Exercise input below:

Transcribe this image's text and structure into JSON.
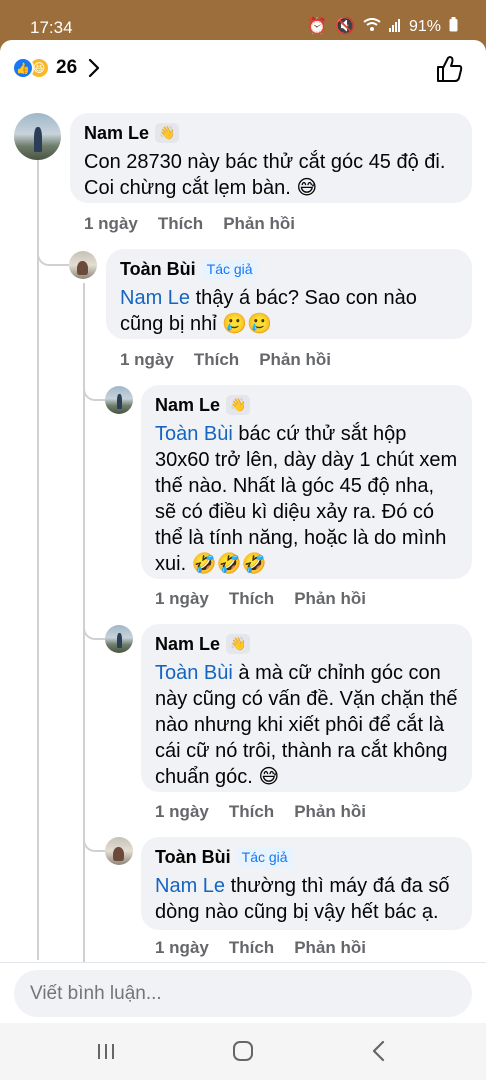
{
  "status_bar": {
    "time": "17:34",
    "battery": "91%",
    "icons": [
      "alarm-icon",
      "mute-icon",
      "wifi-icon",
      "signal-icon",
      "battery-icon"
    ]
  },
  "reactions": {
    "types": [
      "like",
      "haha"
    ],
    "count": "26"
  },
  "comments": [
    {
      "author": "Nam Le",
      "author_badge": "",
      "mention": "",
      "text": "Con 28730 này bác thử cắt góc 45 độ đi. Coi chừng cắt lẹm bàn. 😅",
      "time": "1 ngày",
      "like_label": "Thích",
      "reply_label": "Phản hồi"
    },
    {
      "author": "Toàn Bùi",
      "author_badge": "Tác giả",
      "mention": "Nam Le",
      "text": " thậy á bác? Sao con nào cũng bị nhỉ 🥲🥲",
      "time": "1 ngày",
      "like_label": "Thích",
      "reply_label": "Phản hồi"
    },
    {
      "author": "Nam Le",
      "author_badge": "",
      "mention": "Toàn Bùi",
      "text": " bác cứ thử sắt hộp 30x60 trở lên, dày dày 1 chút xem thế nào. Nhất là góc 45 độ nha, sẽ có điều kì diệu xảy ra. Đó có thể là tính năng, hoặc là do mình xui. 🤣🤣🤣",
      "time": "1 ngày",
      "like_label": "Thích",
      "reply_label": "Phản hồi"
    },
    {
      "author": "Nam Le",
      "author_badge": "",
      "mention": "Toàn Bùi",
      "text": " à mà cữ chỉnh góc con này cũng có vấn đề. Vặn chặn thế nào nhưng khi xiết phôi để cắt là cái cữ nó trôi, thành ra cắt không chuẩn góc. 😅",
      "time": "1 ngày",
      "like_label": "Thích",
      "reply_label": "Phản hồi"
    },
    {
      "author": "Toàn Bùi",
      "author_badge": "Tác giả",
      "mention": "Nam Le",
      "text": " thường thì máy đá đa số dòng nào cũng bị vậy hết bác ạ.",
      "time": "1 ngày",
      "like_label": "Thích",
      "reply_label": "Phản hồi"
    }
  ],
  "compose": {
    "placeholder": "Viết bình luận..."
  },
  "nav_bar": {
    "buttons": [
      "recent-apps-icon",
      "home-icon",
      "back-icon"
    ]
  }
}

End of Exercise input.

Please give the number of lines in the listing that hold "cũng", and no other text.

▶ Reply
3